Gonsalves, who is the incoming Chairman of the Caribbean Community (CARICOM), made the regional inter-governmental organisation’s position very clear ahead of the submission of a report by the three Caribbean Community (CARICOM) representatives who scrutinised the recount.
“We expect the CARICOM observer mission to deliver its report and we expect that what is the recount would be honoured and the Guyana Elections Commission would honour that recount and declare the winner in accordance with this recount and anybody who wants to challenge anything afterwards can go to court but you have to declare the winner in accordance with the recount,” he said on the state-owned NBC Radio St. Vincent and the Grenadines’ Wednesday edition of “Your Morning Cup with Colvin Harry.” The Guyana government has at least thrice stressed that CARICOM is the most legitimate interlocutor, the scrutineers’ report would be “persuasive” and they would be depended on to say whether the elections reflected the will of Guyanese.
The Organisation of American States (OAS), which includes the 14 independent CARICOM member states, has already said the recount results should be used to announce credible results for the installation of a legitimate government.
Of the 460,352 valid votes cast, the incumbent A Partnership for National Unity+Alliance For Change (APNU+AFC) has won 217,920 and the People’s Progressive Party 233,336. The three ‘joinder’ parties- A New and United Guyana (ANUG), Liberty and Justice Party (LJP) and The New Movement (TNM) got a total of 5,214 votes.
Highlighting the importance of counting the votes honestly to reflect the democratic will of the people, the St. Vincent and the Grenadines Prime Minister said he was satisfied that CARICOM would not allow the results of the recount which was properly done to be set aside.
“St Vincent and the Grenadines stands firmly for democracy and reflecting the will of the people. That will tell you where we are. I don’t have to say anything straight and plain. Caricom is not going to tolerate anybody stealing an election,” he said.

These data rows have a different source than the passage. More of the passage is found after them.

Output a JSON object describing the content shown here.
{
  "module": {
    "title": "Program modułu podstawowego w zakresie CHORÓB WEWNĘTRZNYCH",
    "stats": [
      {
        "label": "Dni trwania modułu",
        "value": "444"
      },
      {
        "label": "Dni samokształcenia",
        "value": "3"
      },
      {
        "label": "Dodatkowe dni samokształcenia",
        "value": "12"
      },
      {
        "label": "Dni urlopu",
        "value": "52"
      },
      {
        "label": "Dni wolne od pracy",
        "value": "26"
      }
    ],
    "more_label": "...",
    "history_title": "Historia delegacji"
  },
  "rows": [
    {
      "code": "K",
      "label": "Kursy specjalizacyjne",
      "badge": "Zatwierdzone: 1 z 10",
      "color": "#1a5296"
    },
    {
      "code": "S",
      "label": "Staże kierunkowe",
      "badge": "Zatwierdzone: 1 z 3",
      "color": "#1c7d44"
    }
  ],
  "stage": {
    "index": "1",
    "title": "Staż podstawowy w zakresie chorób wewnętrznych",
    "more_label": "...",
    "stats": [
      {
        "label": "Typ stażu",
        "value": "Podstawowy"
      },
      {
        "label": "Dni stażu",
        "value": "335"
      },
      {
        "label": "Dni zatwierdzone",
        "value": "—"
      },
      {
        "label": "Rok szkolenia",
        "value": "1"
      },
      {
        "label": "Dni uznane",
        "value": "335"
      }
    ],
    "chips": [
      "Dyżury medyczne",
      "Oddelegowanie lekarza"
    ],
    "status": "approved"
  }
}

Gonsalves said no one had expressed concerns on elections day and there had been no complaints about preparations and actual voting. “Nobody said it was a sham elections, there was anything to undermine it,” he said. In the months leading up to the now more than three-month old polls, the incumbent coalition had repeatedly expressed concerns that a bloated list of eligible voters creates an opportunity for voting in the names of deceased and overseas persons, but the PPP had argued that there had been sufficient checks and balances such as claims and objections and polling day staff.

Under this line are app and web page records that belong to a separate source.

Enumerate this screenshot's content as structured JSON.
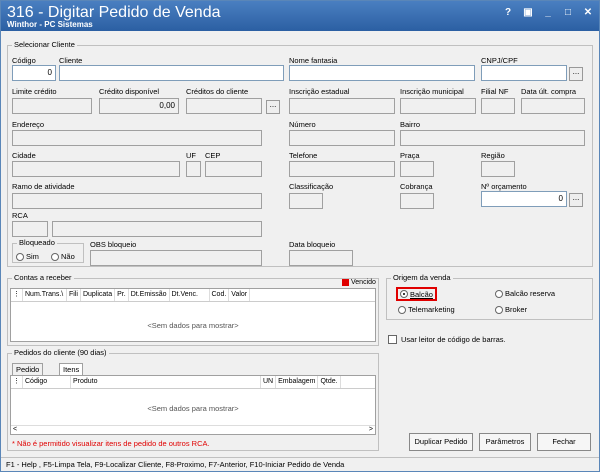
{
  "window": {
    "title": "316 - Digitar Pedido de Venda",
    "subtitle": "Winthor - PC Sistemas",
    "controls": [
      "?",
      "▣",
      "_",
      "□",
      "✕"
    ]
  },
  "cliente": {
    "group_title": "Selecionar Cliente",
    "codigo_label": "Código",
    "codigo_value": "0",
    "cliente_label": "Cliente",
    "nome_fantasia_label": "Nome fantasia",
    "cnpj_label": "CNPJ/CPF",
    "limite_credito_label": "Limite crédito",
    "credito_disponivel_label": "Crédito disponível",
    "credito_disponivel_value": "0,00",
    "creditos_cliente_label": "Créditos do cliente",
    "inscricao_estadual_label": "Inscrição estadual",
    "inscricao_municipal_label": "Inscrição municipal",
    "filial_nf_label": "Filial NF",
    "data_ult_compra_label": "Data últ. compra",
    "endereco_label": "Endereço",
    "numero_label": "Número",
    "bairro_label": "Bairro",
    "cidade_label": "Cidade",
    "uf_label": "UF",
    "cep_label": "CEP",
    "telefone_label": "Telefone",
    "praca_label": "Praça",
    "regiao_label": "Região",
    "ramo_label": "Ramo de atividade",
    "classificacao_label": "Classificação",
    "cobranca_label": "Cobrança",
    "orcamento_label": "Nº orçamento",
    "orcamento_value": "0",
    "rca_label": "RCA",
    "bloqueado_label": "Bloqueado",
    "sim_label": "Sim",
    "nao_label": "Não",
    "obs_bloqueio_label": "OBS bloqueio",
    "data_bloqueio_label": "Data bloqueio",
    "dots_label": "..."
  },
  "contas": {
    "group_title": "Contas a receber",
    "vencido_label": "Vencido",
    "vencido_color": "#e00000",
    "columns": [
      "Num.Trans.\\",
      "Fili",
      "Duplicata",
      "Pr.",
      "Dt.Emissão",
      "Dt.Venc.",
      "Cod.",
      "Valor"
    ],
    "empty_text": "<Sem dados para mostrar>"
  },
  "origem": {
    "group_title": "Origem da venda",
    "options": [
      "Balcão",
      "Balcão reserva",
      "Telemarketing",
      "Broker"
    ],
    "selected": "Balcão",
    "highlight_color": "#e00000"
  },
  "leitor": {
    "label": "Usar leitor de código de barras."
  },
  "pedidos": {
    "group_title": "Pedidos do cliente (90 dias)",
    "tabs": [
      "Pedido",
      "Itens"
    ],
    "active_tab": "Itens",
    "columns": [
      "Código",
      "Produto",
      "UN",
      "Embalagem",
      "Qtde."
    ],
    "empty_text": "<Sem dados para mostrar>",
    "warning": "* Não é permitido visualizar itens de pedido de outros RCA.",
    "warning_color": "#e00000"
  },
  "buttons": {
    "duplicar": "Duplicar Pedido",
    "parametros": "Parâmetros",
    "fechar": "Fechar"
  },
  "statusbar": {
    "text": "F1 - Help , F5-Limpa Tela, F9-Localizar Cliente, F8-Proximo, F7-Anterior, F10-Iniciar Pedido de Venda"
  }
}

During a visit to Guyana in March by five CARICOM leaders under the chairmanship of Barbados’ Prime Minister Mia Mottley, Gonsalves recalled her saying that every vote must count. “You had to count the votes and count them honestly,” he said.
The Vincentian Prime Minister, who seeking reelection for a fifth straight term, will next month take over Chairmanship of CARICOM from Mottley.
The three-member team of scrutineers were Ms. Cynthia Barrow-Giles, Senior Lecturer in the Department of Government at the University of the West Indies (UWI), and includes Mr. John Jarvis, Commissioner of the Antigua and Barbuda Electoral Commission and Mr. Sylvester King, Deputy Supervisor of Elections of St. Vincent and the Grenadines.